In turn, it's only right that Montella gives it the importance that it deserves, as he must aim to make winning a habit at the club again having got the ball rolling with the SuperCoppa Italiana success in December.
It's refreshing that Montella is expected to put out a strong lineup as he acknowledged that Torino will pose many threats to his side. In turn, it's hoped that the Rossoneri can build some momentum and put a run together as they will also face their Turin rivals in Serie A on Monday night.
While Milan have made a solid start under their current boss, the man they face on Thursday deserves plenty of credit for the position that they are currently in.
Having already crossed paths in the first game of the season, which saw Milan run out 3-2 winners in Serie A on Aug. 21 thanks to a Carlos Bacca hat trick and a dramatic late penalty save from Gianluigi Donnarumma, it will undoubtedly bring unique emotions for the Serbian coach.

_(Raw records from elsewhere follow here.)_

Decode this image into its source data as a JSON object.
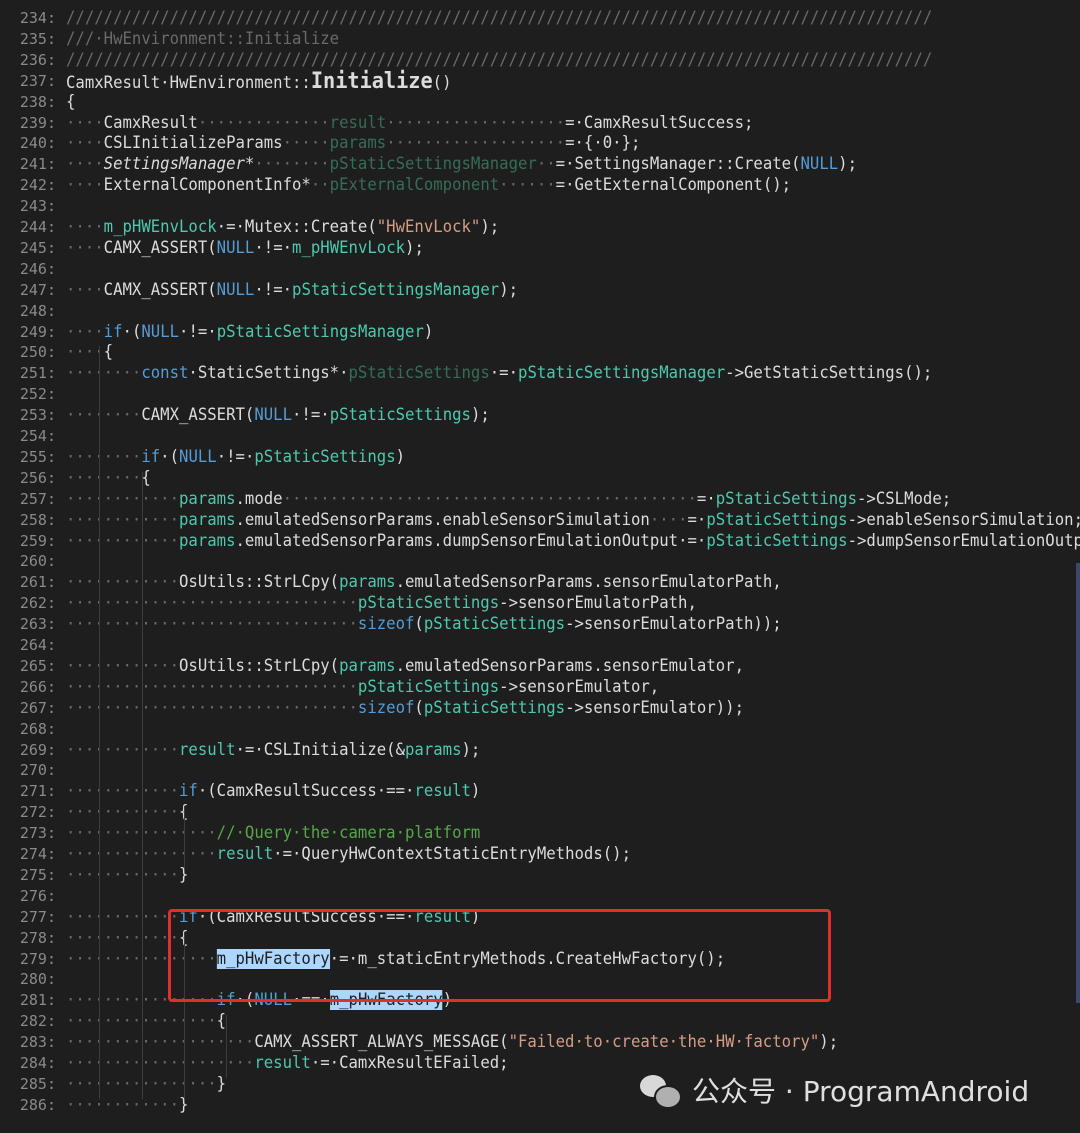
{
  "watermark": {
    "text": "公众号 · ProgramAndroid",
    "icon": "wechat-icon"
  },
  "lines": [
    {
      "n": "234:",
      "s": [
        [
          "dot",
          "////////////////////////////////////////////////////////////////////////////////////////////"
        ]
      ]
    },
    {
      "n": "235:",
      "s": [
        [
          "dot",
          "///·HwEnvironment::Initialize"
        ]
      ]
    },
    {
      "n": "236:",
      "s": [
        [
          "dot",
          "////////////////////////////////////////////////////////////////////////////////////////////"
        ]
      ]
    },
    {
      "n": "237:",
      "s": [
        [
          "plain",
          "CamxResult·HwEnvironment::"
        ],
        [
          "fn",
          "Initialize"
        ],
        [
          "plain",
          "()"
        ]
      ]
    },
    {
      "n": "238:",
      "s": [
        [
          "plain",
          "{"
        ]
      ]
    },
    {
      "n": "239:",
      "s": [
        [
          "dot",
          "····"
        ],
        [
          "plain",
          "CamxResult"
        ],
        [
          "dot",
          "··············"
        ],
        [
          "gray",
          "result"
        ],
        [
          "dot",
          "···················"
        ],
        [
          "plain",
          "=·CamxResultSuccess;"
        ]
      ]
    },
    {
      "n": "240:",
      "s": [
        [
          "dot",
          "····"
        ],
        [
          "plain",
          "CSLInitializeParams"
        ],
        [
          "dot",
          "·····"
        ],
        [
          "gray",
          "params"
        ],
        [
          "dot",
          "···················"
        ],
        [
          "plain",
          "=·{·0·};"
        ]
      ]
    },
    {
      "n": "241:",
      "s": [
        [
          "dot",
          "····"
        ],
        [
          "it",
          "SettingsManager*"
        ],
        [
          "dot",
          "········"
        ],
        [
          "gray",
          "pStaticSettingsManager"
        ],
        [
          "dot",
          "··"
        ],
        [
          "plain",
          "=·SettingsManager::Create("
        ],
        [
          "kw",
          "NULL"
        ],
        [
          "plain",
          ");"
        ]
      ]
    },
    {
      "n": "242:",
      "s": [
        [
          "dot",
          "····"
        ],
        [
          "plain",
          "ExternalComponentInfo*"
        ],
        [
          "dot",
          "··"
        ],
        [
          "gray",
          "pExternalComponent"
        ],
        [
          "dot",
          "······"
        ],
        [
          "plain",
          "=·GetExternalComponent();"
        ]
      ]
    },
    {
      "n": "243:",
      "s": []
    },
    {
      "n": "244:",
      "s": [
        [
          "dot",
          "····"
        ],
        [
          "var",
          "m_pHWEnvLock"
        ],
        [
          "plain",
          "·=·Mutex::Create("
        ],
        [
          "str",
          "\"HwEnvLock\""
        ],
        [
          "plain",
          ");"
        ]
      ]
    },
    {
      "n": "245:",
      "s": [
        [
          "dot",
          "····"
        ],
        [
          "plain",
          "CAMX_ASSERT("
        ],
        [
          "kw",
          "NULL"
        ],
        [
          "plain",
          "·!=·"
        ],
        [
          "var",
          "m_pHWEnvLock"
        ],
        [
          "plain",
          ");"
        ]
      ]
    },
    {
      "n": "246:",
      "s": []
    },
    {
      "n": "247:",
      "s": [
        [
          "dot",
          "····"
        ],
        [
          "plain",
          "CAMX_ASSERT("
        ],
        [
          "kw",
          "NULL"
        ],
        [
          "plain",
          "·!=·"
        ],
        [
          "var",
          "pStaticSettingsManager"
        ],
        [
          "plain",
          ");"
        ]
      ]
    },
    {
      "n": "248:",
      "s": []
    },
    {
      "n": "249:",
      "s": [
        [
          "dot",
          "····"
        ],
        [
          "kw",
          "if"
        ],
        [
          "plain",
          "·("
        ],
        [
          "kw",
          "NULL"
        ],
        [
          "plain",
          "·!=·"
        ],
        [
          "var",
          "pStaticSettingsManager"
        ],
        [
          "plain",
          ")"
        ]
      ]
    },
    {
      "n": "250:",
      "s": [
        [
          "dot",
          "····"
        ],
        [
          "plain",
          "{"
        ]
      ]
    },
    {
      "n": "251:",
      "s": [
        [
          "dot",
          "········"
        ],
        [
          "kw",
          "const"
        ],
        [
          "plain",
          "·StaticSettings*·"
        ],
        [
          "gray",
          "pStaticSettings"
        ],
        [
          "plain",
          "·=·"
        ],
        [
          "var",
          "pStaticSettingsManager"
        ],
        [
          "plain",
          "->GetStaticSettings();"
        ]
      ]
    },
    {
      "n": "252:",
      "s": []
    },
    {
      "n": "253:",
      "s": [
        [
          "dot",
          "········"
        ],
        [
          "plain",
          "CAMX_ASSERT("
        ],
        [
          "kw",
          "NULL"
        ],
        [
          "plain",
          "·!=·"
        ],
        [
          "var",
          "pStaticSettings"
        ],
        [
          "plain",
          ");"
        ]
      ]
    },
    {
      "n": "254:",
      "s": []
    },
    {
      "n": "255:",
      "s": [
        [
          "dot",
          "········"
        ],
        [
          "kw",
          "if"
        ],
        [
          "plain",
          "·("
        ],
        [
          "kw",
          "NULL"
        ],
        [
          "plain",
          "·!=·"
        ],
        [
          "var",
          "pStaticSettings"
        ],
        [
          "plain",
          ")"
        ]
      ]
    },
    {
      "n": "256:",
      "s": [
        [
          "dot",
          "········"
        ],
        [
          "plain",
          "{"
        ]
      ]
    },
    {
      "n": "257:",
      "s": [
        [
          "dot",
          "············"
        ],
        [
          "var",
          "params"
        ],
        [
          "plain",
          ".mode"
        ],
        [
          "dot",
          "············································"
        ],
        [
          "plain",
          "=·"
        ],
        [
          "var",
          "pStaticSettings"
        ],
        [
          "plain",
          "->CSLMode;"
        ]
      ]
    },
    {
      "n": "258:",
      "s": [
        [
          "dot",
          "············"
        ],
        [
          "var",
          "params"
        ],
        [
          "plain",
          ".emulatedSensorParams.enableSensorSimulation"
        ],
        [
          "dot",
          "····"
        ],
        [
          "plain",
          "=·"
        ],
        [
          "var",
          "pStaticSettings"
        ],
        [
          "plain",
          "->enableSensorSimulation;"
        ]
      ]
    },
    {
      "n": "259:",
      "s": [
        [
          "dot",
          "············"
        ],
        [
          "var",
          "params"
        ],
        [
          "plain",
          ".emulatedSensorParams.dumpSensorEmulationOutput·=·"
        ],
        [
          "var",
          "pStaticSettings"
        ],
        [
          "plain",
          "->dumpSensorEmulationOutput;"
        ]
      ]
    },
    {
      "n": "260:",
      "s": []
    },
    {
      "n": "261:",
      "s": [
        [
          "dot",
          "············"
        ],
        [
          "plain",
          "OsUtils::StrLCpy("
        ],
        [
          "var",
          "params"
        ],
        [
          "plain",
          ".emulatedSensorParams.sensorEmulatorPath,"
        ]
      ]
    },
    {
      "n": "262:",
      "s": [
        [
          "dot",
          "·······························"
        ],
        [
          "var",
          "pStaticSettings"
        ],
        [
          "plain",
          "->sensorEmulatorPath,"
        ]
      ]
    },
    {
      "n": "263:",
      "s": [
        [
          "dot",
          "·······························"
        ],
        [
          "kw",
          "sizeof"
        ],
        [
          "plain",
          "("
        ],
        [
          "var",
          "pStaticSettings"
        ],
        [
          "plain",
          "->sensorEmulatorPath));"
        ]
      ]
    },
    {
      "n": "264:",
      "s": []
    },
    {
      "n": "265:",
      "s": [
        [
          "dot",
          "············"
        ],
        [
          "plain",
          "OsUtils::StrLCpy("
        ],
        [
          "var",
          "params"
        ],
        [
          "plain",
          ".emulatedSensorParams.sensorEmulator,"
        ]
      ]
    },
    {
      "n": "266:",
      "s": [
        [
          "dot",
          "·······························"
        ],
        [
          "var",
          "pStaticSettings"
        ],
        [
          "plain",
          "->sensorEmulator,"
        ]
      ]
    },
    {
      "n": "267:",
      "s": [
        [
          "dot",
          "·······························"
        ],
        [
          "kw",
          "sizeof"
        ],
        [
          "plain",
          "("
        ],
        [
          "var",
          "pStaticSettings"
        ],
        [
          "plain",
          "->sensorEmulator));"
        ]
      ]
    },
    {
      "n": "268:",
      "s": []
    },
    {
      "n": "269:",
      "s": [
        [
          "dot",
          "············"
        ],
        [
          "var",
          "result"
        ],
        [
          "plain",
          "·=·CSLInitialize(&"
        ],
        [
          "var",
          "params"
        ],
        [
          "plain",
          ");"
        ]
      ]
    },
    {
      "n": "270:",
      "s": []
    },
    {
      "n": "271:",
      "s": [
        [
          "dot",
          "············"
        ],
        [
          "kw",
          "if"
        ],
        [
          "plain",
          "·(CamxResultSuccess·==·"
        ],
        [
          "var",
          "result"
        ],
        [
          "plain",
          ")"
        ]
      ]
    },
    {
      "n": "272:",
      "s": [
        [
          "dot",
          "············"
        ],
        [
          "plain",
          "{"
        ]
      ]
    },
    {
      "n": "273:",
      "s": [
        [
          "dot",
          "················"
        ],
        [
          "cm",
          "//·Query·the·camera·platform"
        ]
      ]
    },
    {
      "n": "274:",
      "s": [
        [
          "dot",
          "················"
        ],
        [
          "var",
          "result"
        ],
        [
          "plain",
          "·=·QueryHwContextStaticEntryMethods();"
        ]
      ]
    },
    {
      "n": "275:",
      "s": [
        [
          "dot",
          "············"
        ],
        [
          "plain",
          "}"
        ]
      ]
    },
    {
      "n": "276:",
      "s": []
    },
    {
      "n": "277:",
      "s": [
        [
          "dot",
          "············"
        ],
        [
          "kw",
          "if"
        ],
        [
          "plain",
          "·(CamxResultSuccess·==·"
        ],
        [
          "var",
          "result"
        ],
        [
          "plain",
          ")"
        ]
      ]
    },
    {
      "n": "278:",
      "s": [
        [
          "dot",
          "············"
        ],
        [
          "plain",
          "{"
        ]
      ]
    },
    {
      "n": "279:",
      "s": [
        [
          "dot",
          "················"
        ],
        [
          "sel",
          "m_pHwFactory"
        ],
        [
          "plain",
          "·=·m_staticEntryMethods.CreateHwFactory();"
        ]
      ]
    },
    {
      "n": "280:",
      "s": []
    },
    {
      "n": "281:",
      "s": [
        [
          "dot",
          "················"
        ],
        [
          "kw",
          "if"
        ],
        [
          "plain",
          "·("
        ],
        [
          "kw",
          "NULL"
        ],
        [
          "plain",
          "·==·"
        ],
        [
          "sel",
          "m_pHwFactory"
        ],
        [
          "plain",
          ")"
        ]
      ]
    },
    {
      "n": "282:",
      "s": [
        [
          "dot",
          "················"
        ],
        [
          "plain",
          "{"
        ]
      ]
    },
    {
      "n": "283:",
      "s": [
        [
          "dot",
          "····················"
        ],
        [
          "plain",
          "CAMX_ASSERT_ALWAYS_MESSAGE("
        ],
        [
          "str",
          "\"Failed·to·create·the·HW·factory\""
        ],
        [
          "plain",
          ");"
        ]
      ]
    },
    {
      "n": "284:",
      "s": [
        [
          "dot",
          "····················"
        ],
        [
          "var",
          "result"
        ],
        [
          "plain",
          "·=·CamxResultEFailed;"
        ]
      ]
    },
    {
      "n": "285:",
      "s": [
        [
          "dot",
          "················"
        ],
        [
          "plain",
          "}"
        ]
      ]
    },
    {
      "n": "286:",
      "s": [
        [
          "dot",
          "············"
        ],
        [
          "plain",
          "}"
        ]
      ]
    }
  ]
}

In the weeks leading up to Massimiliano Allegri's sacking in January 2014 to the merry-go-round that followed with Clarence Seedorf and Filippo Inzaghi both being given an opportunity to coach Milan, the club lacked solidity and personality.
Admittedly, it would have been difficult for any coach given the drastic changes in the squad and distinct lack of quality, but there was a vulnerability about the team that was regularly exposed and ultimately led to disappointing results.
Mihajlovic arrived for the 2015-16 season, and although he didn't survive until the end of the campaign, his work should be commended as Milan were given an identity and a path towards rebuilding and overcoming their long-term issues.
Further, it could be argued that he set the tone for a new strategy by bringing Donnarumma into the starting lineup, helping to inspire the likes of Manuel Locatelli and Davide Calabria to follow suit.
After his dismissal, Christian Brocchi lasted just a few games before another change was made, and finally it seems as though the club can now settle with Montella and build towards a successful future.
Looking back to the prematch news conference prior to their meeting at the start of the season, Montella even praised Mihajlovic for what he had done the previous year and it has helped him start his tenure the way he has.
Now, the objective is to continue to build on those foundations but also continue to stamp his style and personality on the team, with a combination of the two delivering positive results thus far.
Montella is expected to field a strong side, but Thursday's outing undoubtedly gives him an opportunity to see what his fringe players can offer too.
If there is one criticism of this Milan squad, then it is that it lacks depth to sustain positive results across an entire season, something that won't be fixed until the takeover of the club is completed.
The likes of Gustavo Gomez, Jose Sosa and Andrea Bertolacci could all see significant minutes, and it will be a real test for them to prove that they can provide Montella with selection headaches moving forward.
While some may disagree over the level of influence Mihajlovic had, others will argue that he played an integral role in getting Milan where they are today.
By no means are they the finished article, far from it. However, this team is harder to beat, more tactically disciplined and concentrate for the full 90 minutes.
It's no coincidence that these were principles that Mihajlovic preached when he arrived at the San Siro, and it's serving the club well now as they look to plot the downfall of his new charges in two games over the space of five days.
Sumeet Paul covers AC Milan for ESPN FC. Follow him on Twitter: @SP_Calcio.